1
$\begingroup$

I want to train a feedforward neural network to play a video game called Puyo Puyo 2, using reinforcement learning. More specifically, I'm trying Q-learning but I'm open to better alternatives.

In this video game, you start with an empty 12x6 board which you fill with falling pairs of colored blobs called puyos. When 4 or more puyos of the same color are connected horizontally and/or vertically, they disappear and the puyos above them fall down, potentially creating new groups of puyos that disappear and so on, creating a chain (here is a chain example : https://puyonexus.com/chainsim/image/5SoqU.gif). My goal is to teach the neural network to build the longest chains possible given a random sequence of puyo pairs. The game's information is incomplete though, as you only see the current and the next two pairs at a given time.

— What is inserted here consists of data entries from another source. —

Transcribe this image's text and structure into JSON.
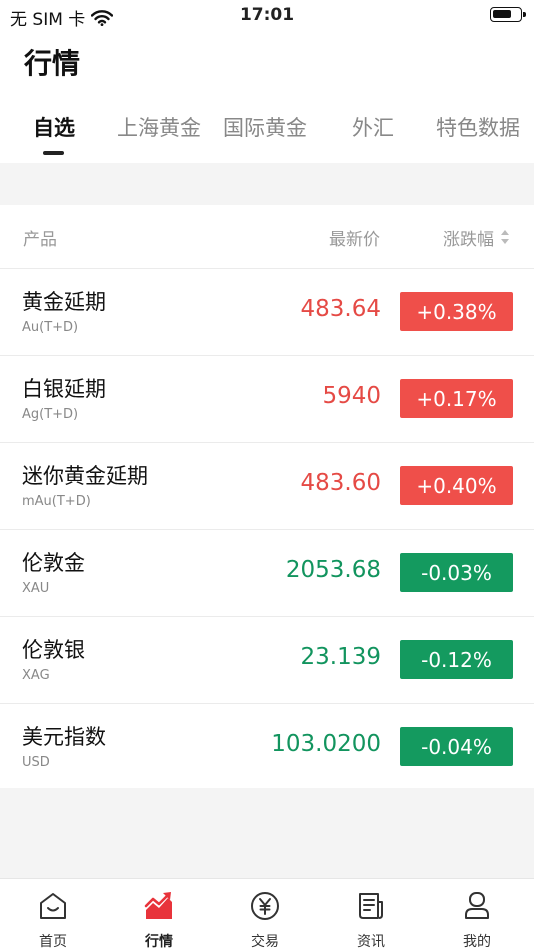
{
  "status_bar": {
    "carrier": "无 SIM 卡",
    "time": "17:01"
  },
  "page": {
    "title": "行情"
  },
  "tabs": [
    {
      "label": "自选",
      "active": true
    },
    {
      "label": "上海黄金",
      "active": false
    },
    {
      "label": "国际黄金",
      "active": false
    },
    {
      "label": "外汇",
      "active": false
    },
    {
      "label": "特色数据",
      "active": false
    }
  ],
  "list": {
    "headers": {
      "product": "产品",
      "price": "最新价",
      "change": "涨跌幅"
    },
    "rows": [
      {
        "name": "黄金延期",
        "code": "Au(T+D)",
        "price": "483.64",
        "change": "+0.38%",
        "direction": "up"
      },
      {
        "name": "白银延期",
        "code": "Ag(T+D)",
        "price": "5940",
        "change": "+0.17%",
        "direction": "up"
      },
      {
        "name": "迷你黄金延期",
        "code": "mAu(T+D)",
        "price": "483.60",
        "change": "+0.40%",
        "direction": "up"
      },
      {
        "name": "伦敦金",
        "code": "XAU",
        "price": "2053.68",
        "change": "-0.03%",
        "direction": "down"
      },
      {
        "name": "伦敦银",
        "code": "XAG",
        "price": "23.139",
        "change": "-0.12%",
        "direction": "down"
      },
      {
        "name": "美元指数",
        "code": "USD",
        "price": "103.0200",
        "change": "-0.04%",
        "direction": "down"
      }
    ]
  },
  "tabbar": [
    {
      "label": "首页",
      "icon": "home-icon",
      "active": false
    },
    {
      "label": "行情",
      "icon": "market-chart-icon",
      "active": true
    },
    {
      "label": "交易",
      "icon": "yuan-coin-icon",
      "active": false
    },
    {
      "label": "资讯",
      "icon": "news-document-icon",
      "active": false
    },
    {
      "label": "我的",
      "icon": "user-profile-icon",
      "active": false
    }
  ],
  "colors": {
    "up": "#ef4f4a",
    "down": "#149a5f",
    "accent": "#e8333b"
  }
}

What is the best choice for the output layer: a layer with 22 neurons, one for each possible way to place a pair at a given time, and a softmax activation function, or a layer with a single output node, with a linear activation function? Or something else? Also what do you think is a good number of hidden layers and neurons per layer and what activation function should I use for the hidden layers?

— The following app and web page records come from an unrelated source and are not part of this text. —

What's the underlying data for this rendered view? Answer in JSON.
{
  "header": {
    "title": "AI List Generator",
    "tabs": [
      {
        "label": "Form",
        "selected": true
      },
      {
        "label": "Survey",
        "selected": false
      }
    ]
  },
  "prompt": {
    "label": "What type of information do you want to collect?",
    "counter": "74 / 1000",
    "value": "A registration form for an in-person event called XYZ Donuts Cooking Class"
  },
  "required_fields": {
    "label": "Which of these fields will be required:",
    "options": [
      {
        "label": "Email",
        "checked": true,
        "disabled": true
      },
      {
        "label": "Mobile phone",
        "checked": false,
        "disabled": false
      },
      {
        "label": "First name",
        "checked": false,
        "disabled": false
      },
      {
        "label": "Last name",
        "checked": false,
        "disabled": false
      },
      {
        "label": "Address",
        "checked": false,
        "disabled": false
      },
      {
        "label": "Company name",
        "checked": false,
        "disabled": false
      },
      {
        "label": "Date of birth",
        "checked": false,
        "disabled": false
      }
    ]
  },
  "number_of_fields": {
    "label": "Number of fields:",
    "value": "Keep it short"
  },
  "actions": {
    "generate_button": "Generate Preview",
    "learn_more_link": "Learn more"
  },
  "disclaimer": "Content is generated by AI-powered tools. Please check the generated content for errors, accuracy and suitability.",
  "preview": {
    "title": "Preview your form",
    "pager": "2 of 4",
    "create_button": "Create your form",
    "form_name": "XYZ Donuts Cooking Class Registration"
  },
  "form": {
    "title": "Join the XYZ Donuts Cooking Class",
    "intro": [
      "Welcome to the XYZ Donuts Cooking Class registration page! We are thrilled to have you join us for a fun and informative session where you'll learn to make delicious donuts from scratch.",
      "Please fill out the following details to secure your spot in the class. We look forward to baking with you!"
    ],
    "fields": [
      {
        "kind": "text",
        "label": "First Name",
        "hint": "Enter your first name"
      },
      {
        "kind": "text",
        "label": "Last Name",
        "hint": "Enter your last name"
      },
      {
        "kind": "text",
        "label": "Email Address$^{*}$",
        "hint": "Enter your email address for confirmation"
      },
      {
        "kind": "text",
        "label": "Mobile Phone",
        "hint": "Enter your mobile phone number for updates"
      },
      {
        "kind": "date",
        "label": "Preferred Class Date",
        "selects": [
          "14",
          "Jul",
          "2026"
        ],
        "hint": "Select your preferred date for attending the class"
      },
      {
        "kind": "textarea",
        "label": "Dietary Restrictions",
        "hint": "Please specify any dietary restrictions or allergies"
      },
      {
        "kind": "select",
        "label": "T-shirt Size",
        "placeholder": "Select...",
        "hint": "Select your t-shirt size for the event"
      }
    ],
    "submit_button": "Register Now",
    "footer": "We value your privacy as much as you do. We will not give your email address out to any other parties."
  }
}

What should my target Q-value be when I evaluate a move, so that I can train the network on each game situation? Right now I'm thinking about using the maximum chain possible after the move is done, divided by half of the number of moves played so far. This is because if you play optimally and you are lucky enough, you can increase your maximum chain by 1 every 4 puyos you place, that is every two moves. Thus my Q-value would stay between 0 and 1. What is the best update formula I can use? Is the one on wikipedia correct?

If I use a softmax output layer, how do I update the target Q-value vector? The update formula gives me an update but then the vector doesn't represent probabilities anymore. Can I add the update then take the softmax of the vector again just to make it probabilities again?

$\endgroup$

Your Answer

By clicking “Post Your Answer”, you agree to our terms of service, privacy policy and cookie policy

Browse other questions tagged or ask your own question.